# Extracted data
━━━━━━━━━━━━━━━━━━━━

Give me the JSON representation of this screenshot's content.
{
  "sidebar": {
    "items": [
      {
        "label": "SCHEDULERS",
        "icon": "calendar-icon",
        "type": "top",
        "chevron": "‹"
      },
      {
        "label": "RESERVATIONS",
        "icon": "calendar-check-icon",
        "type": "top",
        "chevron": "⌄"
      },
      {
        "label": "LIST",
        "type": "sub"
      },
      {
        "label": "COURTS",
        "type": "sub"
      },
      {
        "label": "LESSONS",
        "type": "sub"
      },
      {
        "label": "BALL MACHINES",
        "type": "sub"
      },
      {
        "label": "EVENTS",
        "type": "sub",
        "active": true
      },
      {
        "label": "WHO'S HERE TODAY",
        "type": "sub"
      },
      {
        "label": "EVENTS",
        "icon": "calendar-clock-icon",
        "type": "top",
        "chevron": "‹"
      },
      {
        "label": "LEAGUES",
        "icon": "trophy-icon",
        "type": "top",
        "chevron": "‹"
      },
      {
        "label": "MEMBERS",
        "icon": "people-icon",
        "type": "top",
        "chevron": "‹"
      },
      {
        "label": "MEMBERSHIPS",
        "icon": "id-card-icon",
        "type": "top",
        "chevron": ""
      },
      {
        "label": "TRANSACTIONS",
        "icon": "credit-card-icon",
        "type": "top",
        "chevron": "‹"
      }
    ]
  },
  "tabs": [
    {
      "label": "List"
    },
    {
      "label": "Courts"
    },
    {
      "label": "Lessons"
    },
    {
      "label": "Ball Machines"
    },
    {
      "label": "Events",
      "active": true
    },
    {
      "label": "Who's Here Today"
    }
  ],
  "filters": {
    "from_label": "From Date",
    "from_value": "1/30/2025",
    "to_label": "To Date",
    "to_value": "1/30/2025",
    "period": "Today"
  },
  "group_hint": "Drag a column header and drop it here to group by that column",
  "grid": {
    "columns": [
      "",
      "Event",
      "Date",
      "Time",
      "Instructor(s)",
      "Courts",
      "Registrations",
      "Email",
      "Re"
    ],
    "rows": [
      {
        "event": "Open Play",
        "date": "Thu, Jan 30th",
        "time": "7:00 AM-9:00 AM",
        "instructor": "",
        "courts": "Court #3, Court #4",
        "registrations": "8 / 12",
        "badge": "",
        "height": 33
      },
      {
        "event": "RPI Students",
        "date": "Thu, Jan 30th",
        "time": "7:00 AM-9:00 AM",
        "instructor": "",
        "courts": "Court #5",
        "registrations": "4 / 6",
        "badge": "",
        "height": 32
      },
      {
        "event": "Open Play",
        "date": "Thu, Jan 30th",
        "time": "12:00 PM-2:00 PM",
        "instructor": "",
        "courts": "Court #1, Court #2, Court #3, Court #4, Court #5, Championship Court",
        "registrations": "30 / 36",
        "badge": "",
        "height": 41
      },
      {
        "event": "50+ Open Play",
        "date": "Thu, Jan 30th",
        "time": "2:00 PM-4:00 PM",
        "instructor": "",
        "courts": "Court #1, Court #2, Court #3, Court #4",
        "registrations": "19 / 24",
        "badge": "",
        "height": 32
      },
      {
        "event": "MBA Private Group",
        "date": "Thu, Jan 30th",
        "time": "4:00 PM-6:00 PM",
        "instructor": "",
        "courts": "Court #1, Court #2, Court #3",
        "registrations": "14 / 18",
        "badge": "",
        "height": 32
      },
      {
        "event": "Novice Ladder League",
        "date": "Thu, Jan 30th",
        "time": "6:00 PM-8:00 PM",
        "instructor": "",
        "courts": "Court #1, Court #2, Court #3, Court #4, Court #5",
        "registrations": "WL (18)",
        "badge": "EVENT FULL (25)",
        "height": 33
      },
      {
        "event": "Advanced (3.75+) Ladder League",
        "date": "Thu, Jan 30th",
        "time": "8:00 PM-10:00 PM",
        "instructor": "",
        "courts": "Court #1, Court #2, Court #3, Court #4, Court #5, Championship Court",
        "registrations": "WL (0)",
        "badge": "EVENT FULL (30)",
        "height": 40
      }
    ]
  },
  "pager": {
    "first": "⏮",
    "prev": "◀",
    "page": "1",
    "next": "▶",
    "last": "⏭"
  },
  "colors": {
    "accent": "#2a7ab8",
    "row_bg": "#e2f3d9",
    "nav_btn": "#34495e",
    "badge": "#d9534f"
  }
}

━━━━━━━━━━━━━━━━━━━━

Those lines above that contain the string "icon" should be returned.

        "icon": "calendar-icon",
        "icon": "calendar-check-icon",
        "icon": "calendar-clock-icon",
        "icon": "trophy-icon",
        "icon": "people-icon",
        "icon": "id-card-icon",
        "icon": "credit-card-icon",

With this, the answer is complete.